File photo of Pakistan PM Imran Khan. (Image: AP)
New Delhi: Dashing India’s hopes, the Financial Action Task Force (FATF) has decided to keep Pakistan in the ‘grey list’ for now, despite New Delhi’s push to blacklist the neighbour over terror funding.
The decision to keep Pakistan in the ‘grey list’ was taken at the end of week-long meetings by the FATF in Paris on Friday. In the aftermath of the Pulwama terror attack, India had made a strong case against Pakistan’s non-compliance in curbing terror funding.
Pakistan is already in the grey list and has time till October to avoid being blacklisted, technically referred to as countries under ‘high-risk and other monitored jurisdiction.’ Iran and North Korea are currently blacklisted.
India had underlined Pakistan’s complicity in the Pulwama terror attack, in which 40 CRPF jawans were killed. Jaish-e-Mohammad, a proscribed terror outfit that has claimed responsibility for the terror attack, operates out of Pakistan. India is believed to have shared details of the same, stressing how Pakistan has been unable to curb the activities or choke its funding.
The Financial Action Task Force (FATF) is an inter-governmental body established in 1989. In 2001, the FATF expanded its mandate to incorporate efforts to combat terror financing in addition to money laundering.
In June 2018, Pakistan made a high-level political commitment to work with the FATF and the Asia Pacific Group to address its strategic counter-terrorist financing-related deficiencies.

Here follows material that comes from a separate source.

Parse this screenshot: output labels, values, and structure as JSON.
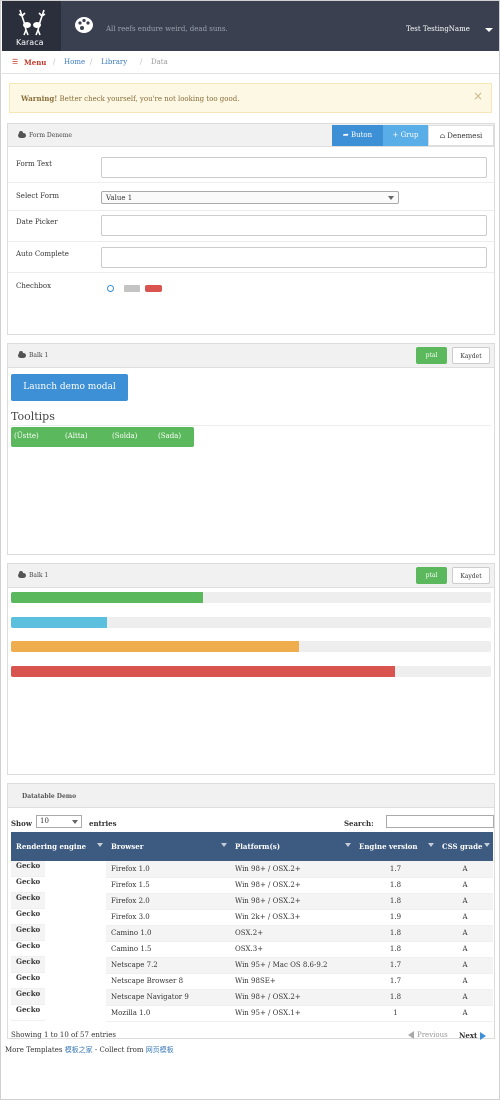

To avoid being blacklisted in October this year, it had committed that “law enforcement agencies are identifying and investigating the widest range of terror funding activities and that terror funding investigations and prosecutions target designated persons and entities, and persons and entities acting on behalf of or at the direction of the designated persons or entities.”
India had informed the FATF that Pakistan is falling short of its commitments drastically as the proscribed terror outfits and individuals continue to act from its territory and bleed India.
When Pakistan was put under the grey list last year, its all-weather friend China and Saudi Arabia, which has an observer status at the FATF, refused to shield it. India is hoping that it can ultimately build enough pressure to push for Pakistan’s blacklisting later this year. The blacklisting will prevent institutions like IMF from financially supporting Pakistan that it can ill-afford at this time.